You claim that, because of document store and the index store separation, you have live index rebuild which is only available in Enterprise edition for SQL Server.
"That means that you can create an index in RavenDB, and the system would go ahead and create it. At the same time, all other operations will go on normally".
What you're talking about is index creation (not live rebuild). You can create new index in Sql Server and every operation will also function normally. Also, when you are doing what you call "live rebuild" you are getting indices in consistent state but they are always consistent in Sql Server. Live rebuild is only used to remove fragmentation and reclaim disk space which is something totally different.
Marka, See here: http://technet.microsoft.com/en-us/library/ms177442.aspx

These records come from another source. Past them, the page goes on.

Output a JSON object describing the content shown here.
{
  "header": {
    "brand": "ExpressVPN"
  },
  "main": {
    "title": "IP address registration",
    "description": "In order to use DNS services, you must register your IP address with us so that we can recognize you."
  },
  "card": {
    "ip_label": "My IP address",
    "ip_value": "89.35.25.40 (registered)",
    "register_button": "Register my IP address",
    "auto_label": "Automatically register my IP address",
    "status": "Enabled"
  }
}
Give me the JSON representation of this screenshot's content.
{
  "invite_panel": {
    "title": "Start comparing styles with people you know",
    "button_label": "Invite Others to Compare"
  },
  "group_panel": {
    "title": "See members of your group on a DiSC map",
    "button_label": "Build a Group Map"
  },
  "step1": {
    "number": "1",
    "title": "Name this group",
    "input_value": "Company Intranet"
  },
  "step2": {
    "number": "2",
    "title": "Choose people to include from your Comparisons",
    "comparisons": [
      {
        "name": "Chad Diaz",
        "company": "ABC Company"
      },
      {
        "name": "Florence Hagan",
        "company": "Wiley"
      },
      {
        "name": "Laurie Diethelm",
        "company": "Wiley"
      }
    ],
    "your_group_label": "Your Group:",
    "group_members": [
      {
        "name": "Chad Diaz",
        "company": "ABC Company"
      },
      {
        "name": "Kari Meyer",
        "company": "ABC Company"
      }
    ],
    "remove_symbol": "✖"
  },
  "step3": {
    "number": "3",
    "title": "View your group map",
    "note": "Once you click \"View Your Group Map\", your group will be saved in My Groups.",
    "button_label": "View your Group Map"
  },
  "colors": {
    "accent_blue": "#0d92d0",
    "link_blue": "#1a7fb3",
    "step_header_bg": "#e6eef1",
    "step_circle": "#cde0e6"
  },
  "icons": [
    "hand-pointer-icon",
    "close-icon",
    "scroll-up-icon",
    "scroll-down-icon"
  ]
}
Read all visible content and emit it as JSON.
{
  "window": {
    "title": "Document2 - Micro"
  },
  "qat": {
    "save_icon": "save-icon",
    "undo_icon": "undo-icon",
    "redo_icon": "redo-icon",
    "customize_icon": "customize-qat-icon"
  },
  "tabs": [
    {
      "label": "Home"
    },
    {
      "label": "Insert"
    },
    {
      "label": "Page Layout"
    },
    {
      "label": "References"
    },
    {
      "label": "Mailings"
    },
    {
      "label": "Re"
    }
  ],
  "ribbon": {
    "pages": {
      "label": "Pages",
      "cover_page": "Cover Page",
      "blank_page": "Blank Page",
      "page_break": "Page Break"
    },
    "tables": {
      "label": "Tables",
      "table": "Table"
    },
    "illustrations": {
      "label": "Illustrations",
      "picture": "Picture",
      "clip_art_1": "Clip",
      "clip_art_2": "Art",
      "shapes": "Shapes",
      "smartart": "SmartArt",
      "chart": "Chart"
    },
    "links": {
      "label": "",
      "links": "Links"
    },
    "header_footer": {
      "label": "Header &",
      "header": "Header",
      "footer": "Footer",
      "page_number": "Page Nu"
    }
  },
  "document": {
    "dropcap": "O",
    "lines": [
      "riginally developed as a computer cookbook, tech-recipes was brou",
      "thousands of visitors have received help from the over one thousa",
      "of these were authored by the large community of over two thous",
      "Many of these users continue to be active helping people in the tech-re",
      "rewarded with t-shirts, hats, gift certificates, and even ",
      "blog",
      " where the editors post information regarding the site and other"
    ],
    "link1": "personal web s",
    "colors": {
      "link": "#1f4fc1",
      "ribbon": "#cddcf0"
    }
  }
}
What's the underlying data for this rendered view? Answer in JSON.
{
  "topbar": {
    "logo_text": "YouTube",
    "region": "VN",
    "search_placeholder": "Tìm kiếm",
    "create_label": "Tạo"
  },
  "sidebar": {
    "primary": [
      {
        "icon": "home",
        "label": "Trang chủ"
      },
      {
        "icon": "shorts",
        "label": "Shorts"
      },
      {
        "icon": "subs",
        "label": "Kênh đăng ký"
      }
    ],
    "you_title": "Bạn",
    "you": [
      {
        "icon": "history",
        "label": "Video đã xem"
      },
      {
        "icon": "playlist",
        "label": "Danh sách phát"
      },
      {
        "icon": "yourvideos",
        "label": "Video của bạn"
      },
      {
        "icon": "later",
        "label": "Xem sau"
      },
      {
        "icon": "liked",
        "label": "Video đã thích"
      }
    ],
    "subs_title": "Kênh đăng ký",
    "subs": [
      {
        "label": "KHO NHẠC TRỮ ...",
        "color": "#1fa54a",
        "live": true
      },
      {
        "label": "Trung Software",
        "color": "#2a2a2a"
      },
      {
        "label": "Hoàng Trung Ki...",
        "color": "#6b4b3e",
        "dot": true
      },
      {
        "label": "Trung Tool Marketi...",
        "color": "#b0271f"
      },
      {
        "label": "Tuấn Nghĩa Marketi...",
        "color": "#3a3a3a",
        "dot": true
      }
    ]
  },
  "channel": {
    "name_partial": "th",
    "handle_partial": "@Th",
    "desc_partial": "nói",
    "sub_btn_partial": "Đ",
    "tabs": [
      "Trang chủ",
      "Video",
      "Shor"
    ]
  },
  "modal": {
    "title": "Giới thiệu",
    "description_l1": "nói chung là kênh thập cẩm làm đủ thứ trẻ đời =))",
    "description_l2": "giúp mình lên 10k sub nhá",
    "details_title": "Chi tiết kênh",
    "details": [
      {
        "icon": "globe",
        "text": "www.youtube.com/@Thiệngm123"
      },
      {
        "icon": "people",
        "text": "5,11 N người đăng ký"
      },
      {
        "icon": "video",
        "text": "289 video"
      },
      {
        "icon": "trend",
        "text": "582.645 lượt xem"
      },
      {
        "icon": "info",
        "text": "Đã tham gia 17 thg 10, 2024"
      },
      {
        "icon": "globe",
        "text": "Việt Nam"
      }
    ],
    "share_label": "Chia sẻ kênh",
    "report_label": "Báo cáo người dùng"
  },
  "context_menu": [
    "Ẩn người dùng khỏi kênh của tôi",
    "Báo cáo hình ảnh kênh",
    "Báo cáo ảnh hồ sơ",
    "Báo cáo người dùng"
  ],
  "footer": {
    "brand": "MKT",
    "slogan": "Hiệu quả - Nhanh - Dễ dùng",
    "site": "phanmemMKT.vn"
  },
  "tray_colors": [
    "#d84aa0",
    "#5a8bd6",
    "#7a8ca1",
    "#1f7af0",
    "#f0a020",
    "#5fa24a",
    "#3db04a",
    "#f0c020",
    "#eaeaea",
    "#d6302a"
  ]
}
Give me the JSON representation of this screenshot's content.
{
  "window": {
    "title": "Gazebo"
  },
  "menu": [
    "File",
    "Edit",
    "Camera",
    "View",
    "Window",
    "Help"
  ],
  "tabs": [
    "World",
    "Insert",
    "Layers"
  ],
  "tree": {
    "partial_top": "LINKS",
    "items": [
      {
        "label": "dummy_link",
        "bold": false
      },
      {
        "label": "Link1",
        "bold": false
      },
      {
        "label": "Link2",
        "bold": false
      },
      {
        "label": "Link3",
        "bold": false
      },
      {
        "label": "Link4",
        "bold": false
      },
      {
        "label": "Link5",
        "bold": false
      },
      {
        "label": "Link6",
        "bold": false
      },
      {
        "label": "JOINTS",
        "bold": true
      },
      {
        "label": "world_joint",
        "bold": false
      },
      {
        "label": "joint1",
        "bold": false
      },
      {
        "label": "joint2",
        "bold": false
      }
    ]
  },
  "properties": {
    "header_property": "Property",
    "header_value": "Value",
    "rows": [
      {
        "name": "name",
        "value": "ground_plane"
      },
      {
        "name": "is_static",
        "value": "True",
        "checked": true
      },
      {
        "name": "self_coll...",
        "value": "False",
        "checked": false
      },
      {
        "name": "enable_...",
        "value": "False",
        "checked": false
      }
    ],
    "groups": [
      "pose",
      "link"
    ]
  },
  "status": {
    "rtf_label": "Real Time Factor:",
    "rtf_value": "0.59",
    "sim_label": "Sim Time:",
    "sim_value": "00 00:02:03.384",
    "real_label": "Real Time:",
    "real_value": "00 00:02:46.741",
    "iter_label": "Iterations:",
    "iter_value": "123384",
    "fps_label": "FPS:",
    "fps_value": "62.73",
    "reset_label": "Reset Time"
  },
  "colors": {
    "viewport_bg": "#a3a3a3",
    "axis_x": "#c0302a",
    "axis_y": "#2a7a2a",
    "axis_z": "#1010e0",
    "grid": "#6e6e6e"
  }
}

"This topic describes how to create, rebuild, or drop indexes online in SQL Server 2012 by using SQL Server Management Studio or Transact-SQL. The ONLINE option allows concurrent user access to the underlying table or clustered index data and any associated nonclustered indexes during these index operations. For example, while a clustered index is being rebuilt by one user, that user and others can continue to update and query the underlying data. When you perform data definition language (DDL) operations offline, such as building or rebuilding a clustered index; these operations hold exclusive locks on the underlying data and associated indexes. This prevents modifications and queries to the underlying data until the index operation is complete."
That is what I meant.
My point is - what you're talking about is not live index rebuild. When you "rebuild" index, do you recreate index for ALL data from beginning or you just update index based on recent modifications (I beleave doing first option would be an overkill)? Index rebuild in Sql Server RECREATES index in order to remove fragmentation and compact disk space. You can also remove fragmentation with index reorganize which can be done online and comes in Standard Edtition.
Marka, What I am talking about here is the ability to create an index on the fly, without stopping any other operations. It can be index rest (what you call rebuild), it can be creating / deleting another index.
It's seams you're right. I was sure that index creation IS ONLINE operation, but apparently it isn't (At least without Enterpise edition).